    Two elements are at the base of my craftsmanship: precise gestures and time. Every gesture has my complete attention and the result is that from time to time I even arrive at that ‘magic’ recorder that no machine could ever produce. Unlike other wind instruments such as the oboe, the clarinet, and the modern flute, the sound of the recorder is made in the beak. This type of construction requires extremely fine adjustments, as fine as a tenth of a millimeter . (Imagine that brushing the edge of the chamfer at the exit of the canal delicately, even with the finest abrasive, is sufficient to completely modify the sound.)

    I also need time to ‘age’ a recorder, to play it, to feel its tone, attacks, ‘homogeneity’, its particular color and ease in each register. A new recorder is very unstable, which you know if you break in your own instruments. The wood adjusts, moves, and settles into place little by little as the player’s humid air breathes life into it. It is most important for me to wait for this ‘renaissance’ before entrusting your recorder to you. So I play each recorder for many hours before you receive it.

    As a recorder player, I suffered too much from playing instruments which had beautiful middle registers but were practically unplayable for the rest, forcing one to go through incredible gymnastics just to get the notes out. That, of course, greatly hinders the ease and relaxation needed for expressiveness.

    So, as a recorder maker, my first pledge is to furnish instruments that ‘play’ and play for a long time. For me, they require these fundamental characteristics: stability, homogeneity, ease in the attacks, being in tune, quality of tone...

    My second pledge is to listen to your wishes and desires ( esthetical, physiological, tonal, mechanical, ...) and to provide the follow-up and the maintenance of your instrument. And that takes time.

    My third pledge is to stay as close as possible to original instruments (aside from adjustments in pitch, making some recorders in two parts in order to facilitate tuning, and giving a few double holes to baroque models). Along with using European wood (boxwood, maple and other fruit tree woods), I stain, treat, and oil with traditional means which have stood the test of time. In addition, I invite you to use early fingerings and temperaments: meantone, pythagorian, werkmeister, etc. I want to reconstitute as much as possible those instruments as they existed to play the music of their era, since I am convinced that will help you to interpret that music in the best way.
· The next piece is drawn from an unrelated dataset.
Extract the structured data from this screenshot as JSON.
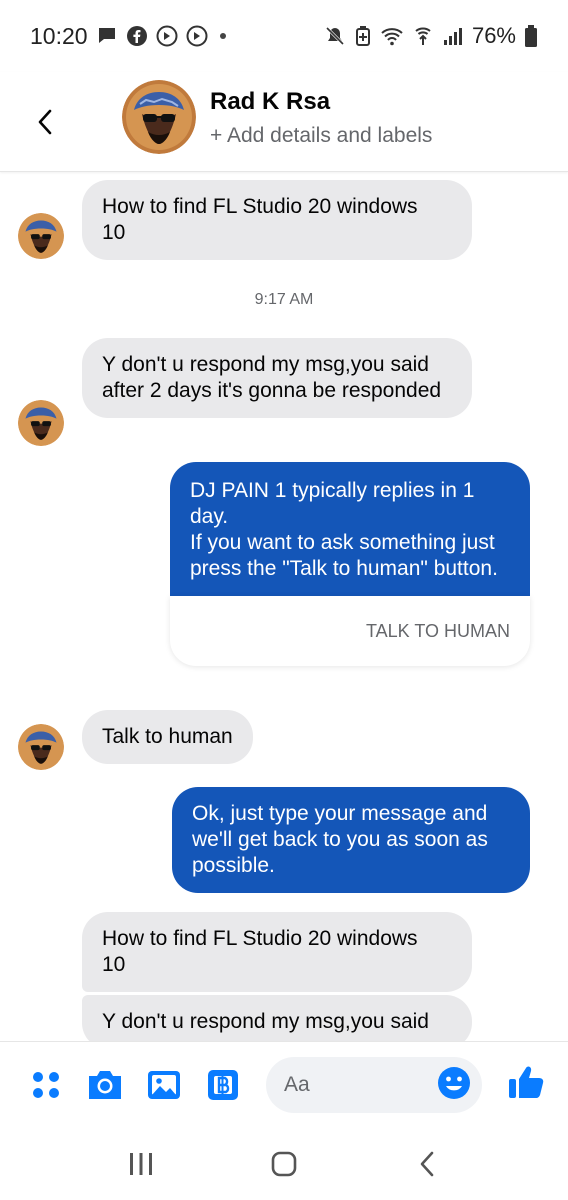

This, of course, does not preclude the elaboration of an entirely different recorder, a modern instrument for playing modern music.

    You, yourself, are also an actor in the harmonic development of your recorder. The way that you break it in and play it and the care that you give it take part in transforming its sonority. The magic intertwining of these elements will enhance your recorder; and like a good wine, nothing will enhance your recorder as will time, said so well by Quantz in his treatise.

    Furthermore, I would like to invite you to explore all the possibilities of your recorder by adding your personal touch. Your work associated with mine will make your instrument unique. I hope to follow your recorder over the years in order to maintain it in the best possible form. It is this very contact with you, the player, that I wish to have. The more that I am familiar with your way of playing, the better I can work with you. Thanks to you, my work is constantly progressing.

    It is my greatest fortune to have the confidence of many recorder players who play my instruments daily at the highest levels, making recordings, giving concerts and teaching. They are my best showcase and I thank them.

    I hope to have shared with you my desire for a limited production with an intimate character, privileging a warm and personal touch over standardization and quantity.

    For over twenty years I have held this difficult balance in an economic market that is trying to eliminate the notions of time and quality craftsmanship. I hope to hold on for another twenty.

    A warm thanks to all
of you,